|US6065761 *||Jan 20, 1998||May 23, 2000||Skis Rossignol S.A.||In-line roller skate equipped with a brake acting on the wheels|
|US6254109 *||Mar 20, 2000||Jul 3, 2001||Azor Horton||Anti-lock braking system for rollerblades|
|US8556274||Feb 3, 2012||Oct 15, 2013||Craig Melvin Ellis||Skate brake|
|US20060273532 *||Jun 6, 2005||Dec 7, 2006||Jenex Inc.||Brake for roller skis|
|U.S. Classification||280/11.214, 280/11.231, 188/29|
|Jan 2, 2003||REMI||Maintenance fee reminder mailed|
|Jan 15, 2003||FPAY||Fee payment|
Year of fee payment: 4
|Jan 15, 2003||SULP||Surcharge for late payment|
|Nov 30, 2006||FPAY||Fee payment|
Year of fee payment: 8

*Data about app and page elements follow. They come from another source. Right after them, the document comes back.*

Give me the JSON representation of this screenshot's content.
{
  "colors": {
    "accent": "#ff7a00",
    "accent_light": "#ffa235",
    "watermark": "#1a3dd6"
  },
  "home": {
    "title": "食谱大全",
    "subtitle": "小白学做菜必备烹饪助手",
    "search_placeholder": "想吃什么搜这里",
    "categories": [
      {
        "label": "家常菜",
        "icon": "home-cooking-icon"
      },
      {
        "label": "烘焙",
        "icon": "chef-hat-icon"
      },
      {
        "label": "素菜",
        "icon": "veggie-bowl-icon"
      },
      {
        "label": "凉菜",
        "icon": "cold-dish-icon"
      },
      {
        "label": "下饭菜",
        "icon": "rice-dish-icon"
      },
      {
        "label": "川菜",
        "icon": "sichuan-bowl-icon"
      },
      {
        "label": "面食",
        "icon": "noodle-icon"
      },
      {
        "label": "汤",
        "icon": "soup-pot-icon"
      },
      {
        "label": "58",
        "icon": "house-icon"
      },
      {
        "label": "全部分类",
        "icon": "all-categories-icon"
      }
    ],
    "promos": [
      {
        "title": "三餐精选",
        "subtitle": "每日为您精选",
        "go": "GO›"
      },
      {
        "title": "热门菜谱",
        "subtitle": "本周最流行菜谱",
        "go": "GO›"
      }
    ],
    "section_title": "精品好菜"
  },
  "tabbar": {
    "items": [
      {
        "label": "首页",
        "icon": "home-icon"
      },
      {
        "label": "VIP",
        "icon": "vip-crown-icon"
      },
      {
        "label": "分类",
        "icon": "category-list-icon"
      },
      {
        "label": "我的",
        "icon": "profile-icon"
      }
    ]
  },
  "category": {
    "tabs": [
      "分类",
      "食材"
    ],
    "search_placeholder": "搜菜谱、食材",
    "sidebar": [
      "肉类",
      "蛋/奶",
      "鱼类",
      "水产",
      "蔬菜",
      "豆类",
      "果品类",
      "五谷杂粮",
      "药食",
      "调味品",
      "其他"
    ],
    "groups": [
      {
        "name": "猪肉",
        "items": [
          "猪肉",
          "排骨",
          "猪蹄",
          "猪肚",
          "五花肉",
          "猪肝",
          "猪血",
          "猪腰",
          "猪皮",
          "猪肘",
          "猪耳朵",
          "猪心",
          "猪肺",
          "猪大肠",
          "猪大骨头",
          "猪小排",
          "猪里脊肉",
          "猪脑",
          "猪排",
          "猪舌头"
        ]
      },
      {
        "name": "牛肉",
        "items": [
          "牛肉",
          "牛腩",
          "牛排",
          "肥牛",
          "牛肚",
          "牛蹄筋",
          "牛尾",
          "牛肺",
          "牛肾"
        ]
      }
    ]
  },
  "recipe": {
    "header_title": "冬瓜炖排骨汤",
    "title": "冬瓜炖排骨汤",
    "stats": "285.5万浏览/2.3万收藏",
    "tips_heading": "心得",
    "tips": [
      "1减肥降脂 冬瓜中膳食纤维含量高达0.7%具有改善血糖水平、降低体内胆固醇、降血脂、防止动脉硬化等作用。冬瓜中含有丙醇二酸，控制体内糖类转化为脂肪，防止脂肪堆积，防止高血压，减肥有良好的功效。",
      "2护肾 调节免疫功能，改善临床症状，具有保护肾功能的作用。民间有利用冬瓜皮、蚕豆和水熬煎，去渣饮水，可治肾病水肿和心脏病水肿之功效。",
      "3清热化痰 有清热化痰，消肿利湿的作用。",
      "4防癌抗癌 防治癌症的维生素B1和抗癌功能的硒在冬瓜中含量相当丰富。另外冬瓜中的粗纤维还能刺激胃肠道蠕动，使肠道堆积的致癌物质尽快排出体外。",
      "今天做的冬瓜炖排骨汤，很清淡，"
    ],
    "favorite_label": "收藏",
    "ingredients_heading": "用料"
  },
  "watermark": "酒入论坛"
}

|Nov 29, 2010||FPAY||Fee payment|
Year of fee payment: 12